The documentary produced by Jennifer Siebel Newsom talks about how women are portrayed in the media. A secondary message in the movie talked about the lack of female leadership in key roles within the work place.
After watching the movie, my commitment to girls and women issues soared! I have a renewed vigor to make sure that our young girls realize their worth and not through the eyes of celebrities or commercials for products and services.
The movie provided startling statistics that showed self-objectification is growing. The movie also revealed that because of the numerous messages bombarding our youth, suicide, bullying, abuse, and rape are at an all-time high. One of the startling statistics in the documentary said, “Girls are learning to see themselves as objects. American Psychological Association calls self-objectification a national epidemic: Women and girls who self-objectify are more likely to be depressed, have lower confidence, lower ambition and lower GPAs.”
Questions asked after the movie ranged from, “I have boys; what can I do to counteract the inaccurate messages that they see on a daily basis?” to “How can I join the effort to stop the way women are being portrayed?”
As a panelist, here are a few of our recommendations. We encouraged:
- Those in the audience to start the discussion with their peers.

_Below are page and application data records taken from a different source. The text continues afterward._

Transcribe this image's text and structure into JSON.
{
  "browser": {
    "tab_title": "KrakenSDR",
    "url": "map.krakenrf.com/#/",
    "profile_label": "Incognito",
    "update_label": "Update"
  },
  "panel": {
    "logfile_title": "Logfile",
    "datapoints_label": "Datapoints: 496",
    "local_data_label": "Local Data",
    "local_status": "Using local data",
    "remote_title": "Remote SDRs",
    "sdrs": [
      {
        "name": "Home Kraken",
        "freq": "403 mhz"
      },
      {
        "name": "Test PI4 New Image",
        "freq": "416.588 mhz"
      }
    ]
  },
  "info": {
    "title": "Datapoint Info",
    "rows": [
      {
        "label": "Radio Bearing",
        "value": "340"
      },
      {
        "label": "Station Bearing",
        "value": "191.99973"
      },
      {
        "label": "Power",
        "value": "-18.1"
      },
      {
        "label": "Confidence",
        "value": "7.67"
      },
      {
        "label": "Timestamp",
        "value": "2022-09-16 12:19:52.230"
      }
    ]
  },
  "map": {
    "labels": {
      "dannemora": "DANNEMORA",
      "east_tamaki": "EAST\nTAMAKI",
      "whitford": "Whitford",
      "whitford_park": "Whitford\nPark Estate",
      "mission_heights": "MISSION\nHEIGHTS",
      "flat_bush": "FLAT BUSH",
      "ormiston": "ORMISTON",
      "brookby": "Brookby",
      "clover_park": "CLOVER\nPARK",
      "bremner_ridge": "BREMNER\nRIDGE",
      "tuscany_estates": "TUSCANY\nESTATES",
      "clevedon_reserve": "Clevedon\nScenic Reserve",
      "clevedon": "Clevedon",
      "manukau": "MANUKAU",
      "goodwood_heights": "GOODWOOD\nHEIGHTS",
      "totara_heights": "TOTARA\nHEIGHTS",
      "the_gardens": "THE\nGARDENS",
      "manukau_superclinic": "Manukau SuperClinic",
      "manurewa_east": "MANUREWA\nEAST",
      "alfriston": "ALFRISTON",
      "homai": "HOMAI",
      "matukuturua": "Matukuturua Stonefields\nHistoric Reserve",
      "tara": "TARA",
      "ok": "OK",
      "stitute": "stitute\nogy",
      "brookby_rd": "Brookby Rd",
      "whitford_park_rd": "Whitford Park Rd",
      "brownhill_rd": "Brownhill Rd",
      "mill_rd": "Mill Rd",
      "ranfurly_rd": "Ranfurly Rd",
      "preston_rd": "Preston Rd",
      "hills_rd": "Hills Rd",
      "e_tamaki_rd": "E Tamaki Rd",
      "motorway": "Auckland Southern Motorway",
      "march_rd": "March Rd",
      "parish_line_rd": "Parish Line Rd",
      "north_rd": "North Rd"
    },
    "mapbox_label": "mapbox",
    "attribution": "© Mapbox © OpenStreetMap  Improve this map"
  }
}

- Talking to young girls about the negative images as they appear on television and in movies.
- Women to seek opportunities to mentor other women striving to advance into leadership roles.
Too often I’ve seen women in leadership roles misusing their position by not setting an example for other women who are striving to advance in their careers, nor feeling a sense of obligation to mentor and help others. For the misrepresentation to change, these actions must change. The movie clearly showed us that until women are at the decision-making table, nothing will improve.
Finally, as the mother of a young son, I too walked away from this experience with my ‘marching orders.’ I want to teach my son to respect women and to have a healthy view of women, not one distorted by the images seen in the media to simply gain ratings.
It cannot be business as usual!
More information on this documentary is available on the MISS Representation website.